Embryonic stem cells (ESCs) are characterized by their unlimited self-renewal potential and their ability to differentiate into all cells of the three germ layers. These properties make them a promising tool for medical research in various areas as for example transplantation therapies, treatment of Parkinson’s diseases and heart failure. The plastic chromatin structure in ESCs is one of the key determinants of their self-renewal and pluripotency potential. Another characteristic feature is the high expression of ATP-dependent chromatin remodeling complexes (Efroni et al., 2008; Gaspar-Maia et al., 2009; Kurisaki et al., 2005). Such complexes use hydrolysis of ATP to control nucleosome positioning and the composition of nucleosomes. In this manner they regulate the access to associated DNA during transcription, DNA-replication and DNA-repair. The chromatin-associated signals that direct this process are largely unknown. However, several lines of evidence point to an important role of histone modification by methylation and acetylation as well as the presence of histone variants that can replace canonical core histones in nucleosomes. We are interested in mechanisms by which chromatin structure is established, maintained and modified during differentiation.
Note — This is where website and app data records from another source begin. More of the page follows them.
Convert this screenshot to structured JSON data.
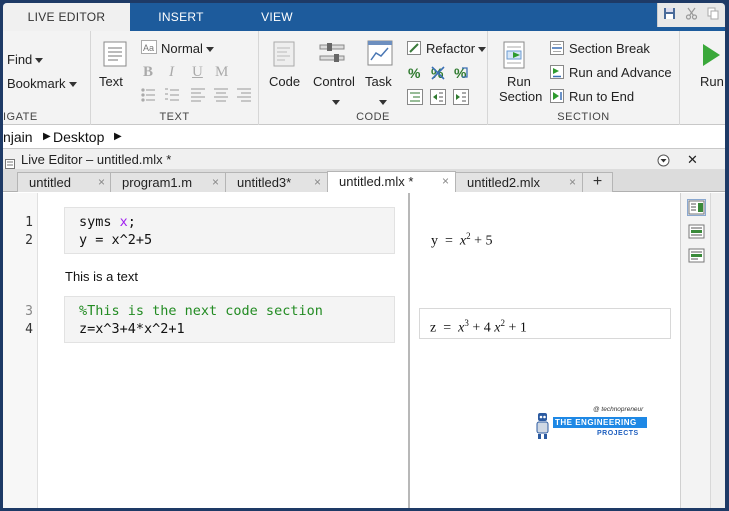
{
  "ribbon_tabs": [
    {
      "label": "LIVE EDITOR",
      "active": true
    },
    {
      "label": "INSERT",
      "active": false
    },
    {
      "label": "VIEW",
      "active": false
    }
  ],
  "navigate": {
    "find_label": "Find",
    "bookmark_label": "Bookmark",
    "section_label": "IGATE"
  },
  "text_section": {
    "text_button": "Text",
    "style_value": "Normal",
    "bold": "B",
    "italic": "I",
    "underline": "U",
    "mono": "M",
    "section_label": "TEXT"
  },
  "code_section": {
    "code_button": "Code",
    "control_button": "Control",
    "task_button": "Task",
    "refactor_button": "Refactor",
    "section_label": "CODE"
  },
  "section_section": {
    "run_section_line1": "Run",
    "run_section_line2": "Section",
    "section_break": "Section Break",
    "run_and_advance": "Run and Advance",
    "run_to_end": "Run to End",
    "section_label": "SECTION"
  },
  "run_button": "Run",
  "address": {
    "user": "njain",
    "folder": "Desktop"
  },
  "editor": {
    "window_title": "Live Editor – untitled.mlx *",
    "file_tabs": [
      {
        "label": "untitled",
        "active": false
      },
      {
        "label": "program1.m",
        "active": false
      },
      {
        "label": "untitled3*",
        "active": false
      },
      {
        "label": "untitled.mlx *",
        "active": true
      },
      {
        "label": "untitled2.mlx",
        "active": false
      }
    ],
    "add_tab": "+",
    "close_tab": "×"
  },
  "code": {
    "line_numbers": [
      "1",
      "2",
      "3",
      "4"
    ],
    "block1": {
      "line1_prefix": "syms ",
      "line1_var": "x",
      "line1_suffix": ";",
      "line2": "y = x^2+5"
    },
    "text_line": "This is a text",
    "block2": {
      "line1_comment": "%This is the next code section",
      "line2": "z=x^3+4*x^2+1"
    }
  },
  "output": {
    "y_lhs": "y",
    "y_eq": "=",
    "y_x": "x",
    "y_exp": "2",
    "y_rest": "+ 5",
    "z_lhs": "z",
    "z_eq": "=",
    "z_x1": "x",
    "z_exp1": "3",
    "z_mid": "+ 4",
    "z_x2": "x",
    "z_exp2": "2",
    "z_rest": "+ 1"
  },
  "watermark": {
    "tagline": "@ technopreneur",
    "line1": "THE ENGINEERING",
    "line2": "PROJECTS"
  },
  "colors": {
    "tab_strip": "#1d5b9c",
    "frame_border": "#1e3a66",
    "comment": "#228b22",
    "keyword_var": "#a020f0"
  }
}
Therefore the targeting of chromatin remodeling complexes by histone modifications and histone variants is investigated by a combination of cell culture experiments and in vitro studies.
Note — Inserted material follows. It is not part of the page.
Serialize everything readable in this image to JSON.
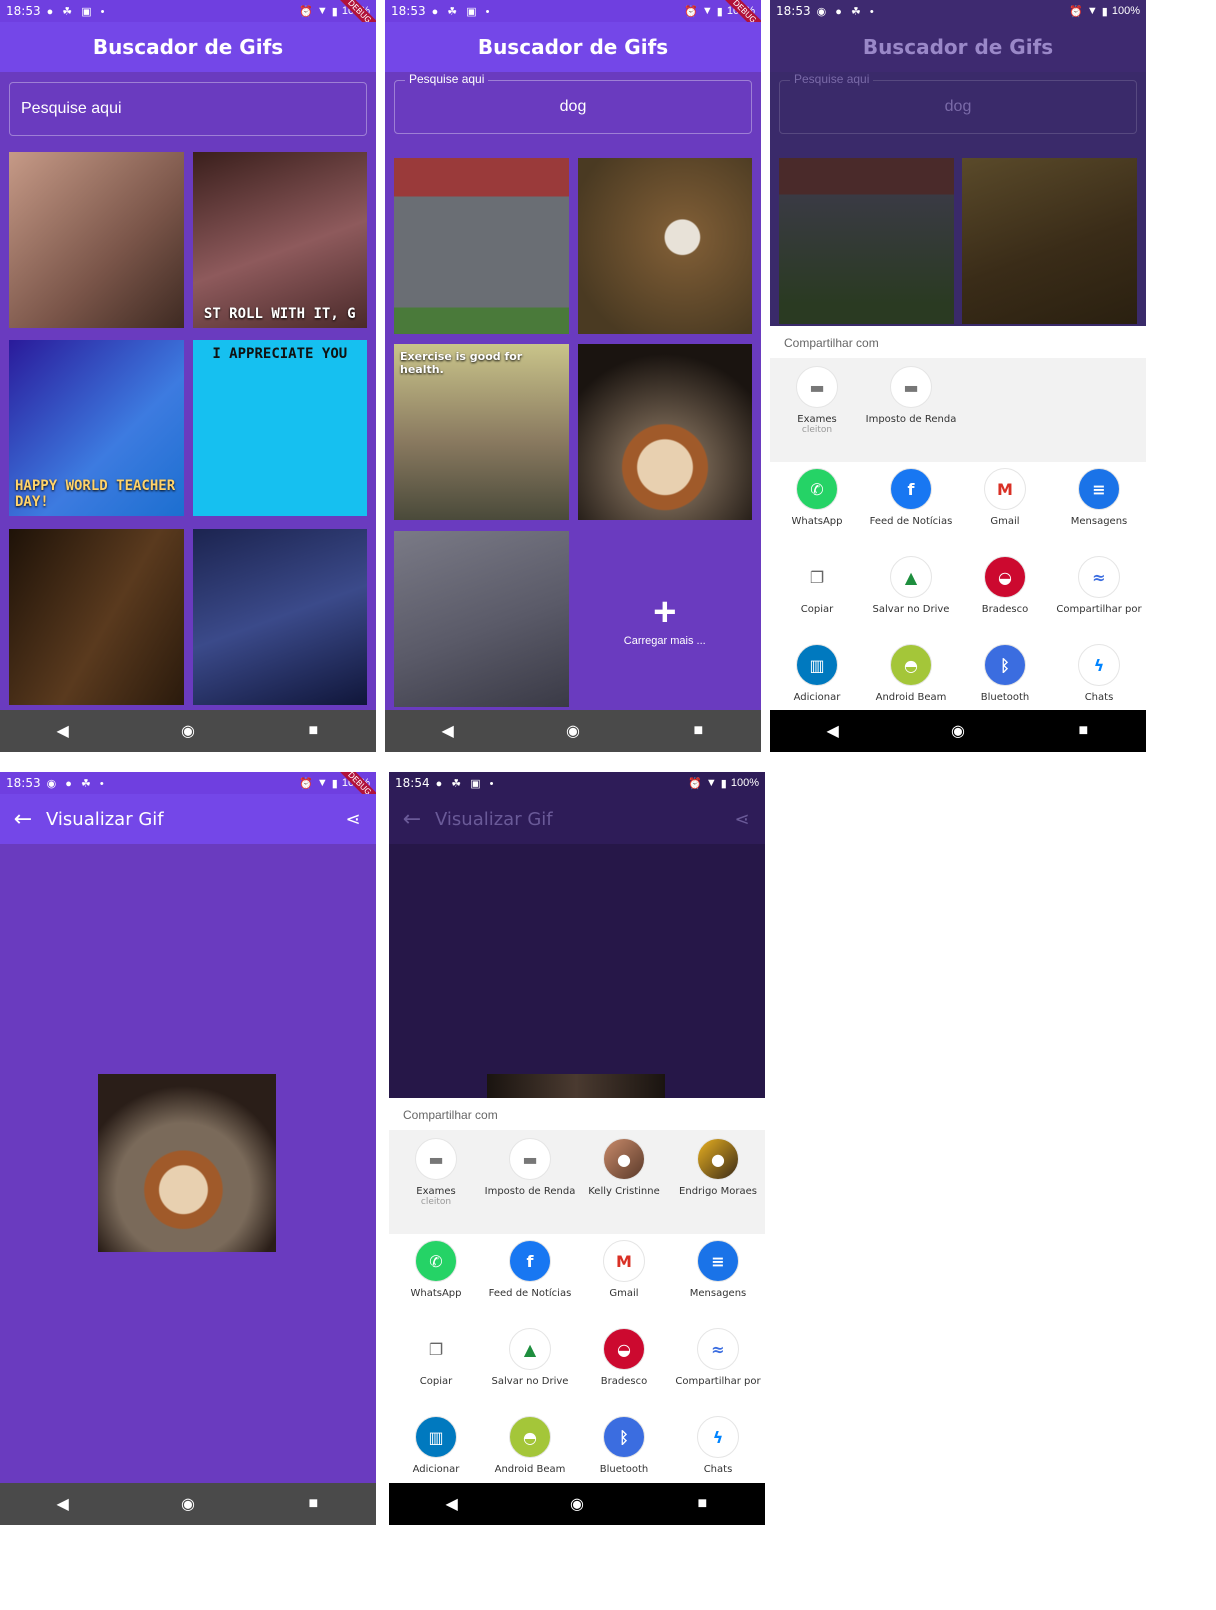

- Since Dec 2010 PhD in the Research Group Genome Organization & Function (head: Karsten Rippe) at the DKFZ & BioQuant Heidelberg, research topic: “Epigenetic mechanisms that regulate differentiation”
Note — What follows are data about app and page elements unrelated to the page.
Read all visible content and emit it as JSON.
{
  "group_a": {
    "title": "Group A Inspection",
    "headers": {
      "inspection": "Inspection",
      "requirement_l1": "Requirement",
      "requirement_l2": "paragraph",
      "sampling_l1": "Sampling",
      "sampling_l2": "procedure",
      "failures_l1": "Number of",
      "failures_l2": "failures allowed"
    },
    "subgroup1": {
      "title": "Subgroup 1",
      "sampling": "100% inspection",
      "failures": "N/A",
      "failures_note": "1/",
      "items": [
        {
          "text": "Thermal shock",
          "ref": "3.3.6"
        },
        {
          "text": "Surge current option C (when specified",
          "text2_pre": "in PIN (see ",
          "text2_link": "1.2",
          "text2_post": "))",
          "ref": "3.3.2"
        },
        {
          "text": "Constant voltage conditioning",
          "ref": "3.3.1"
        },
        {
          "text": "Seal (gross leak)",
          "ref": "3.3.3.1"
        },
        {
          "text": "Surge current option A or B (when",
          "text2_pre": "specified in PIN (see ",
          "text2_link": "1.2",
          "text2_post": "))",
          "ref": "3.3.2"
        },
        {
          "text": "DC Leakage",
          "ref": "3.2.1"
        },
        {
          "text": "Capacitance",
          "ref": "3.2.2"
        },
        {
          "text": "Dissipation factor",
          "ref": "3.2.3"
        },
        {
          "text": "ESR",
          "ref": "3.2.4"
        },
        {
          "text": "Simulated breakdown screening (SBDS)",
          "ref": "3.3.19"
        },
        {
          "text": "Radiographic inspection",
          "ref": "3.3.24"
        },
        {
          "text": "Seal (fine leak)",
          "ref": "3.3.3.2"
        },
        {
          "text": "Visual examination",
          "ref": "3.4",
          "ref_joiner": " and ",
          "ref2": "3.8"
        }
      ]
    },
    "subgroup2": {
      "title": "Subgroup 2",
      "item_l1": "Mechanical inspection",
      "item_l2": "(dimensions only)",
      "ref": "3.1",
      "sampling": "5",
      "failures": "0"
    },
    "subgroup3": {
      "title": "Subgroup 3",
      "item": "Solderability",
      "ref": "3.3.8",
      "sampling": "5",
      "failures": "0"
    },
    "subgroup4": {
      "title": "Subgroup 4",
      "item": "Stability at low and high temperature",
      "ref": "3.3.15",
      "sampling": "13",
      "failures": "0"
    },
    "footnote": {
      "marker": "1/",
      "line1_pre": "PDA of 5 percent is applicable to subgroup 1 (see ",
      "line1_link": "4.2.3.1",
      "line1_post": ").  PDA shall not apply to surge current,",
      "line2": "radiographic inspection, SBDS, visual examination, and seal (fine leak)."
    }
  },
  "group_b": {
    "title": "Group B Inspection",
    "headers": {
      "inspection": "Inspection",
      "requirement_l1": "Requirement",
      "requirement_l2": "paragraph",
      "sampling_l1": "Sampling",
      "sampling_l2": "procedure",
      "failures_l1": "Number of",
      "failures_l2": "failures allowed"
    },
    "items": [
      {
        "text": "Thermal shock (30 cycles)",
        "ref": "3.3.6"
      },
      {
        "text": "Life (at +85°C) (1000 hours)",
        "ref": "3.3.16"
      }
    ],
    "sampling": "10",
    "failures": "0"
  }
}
- Oct 2009 – Sep 2010 Diploma thesis, German Cancer Research Center Heidelberg, Division of Molecular Biology of the Cell II, group of Ingrid Grummt, “The role of non-coding RNA in the regulation of rDNA transcription”
- Aug 2008 - Oct 2008 Participitation in the Summer Institute Programme of the National Science Council and the German Academic Exchange Service to carry out a practical training in the Genomic Research Center, Academia Sinica, Taipei, Taiwan
- Oct 2005 – Sep 2010 Studies of Biochemistry/ Molecular Biology, Friedrich Schiller University of Jena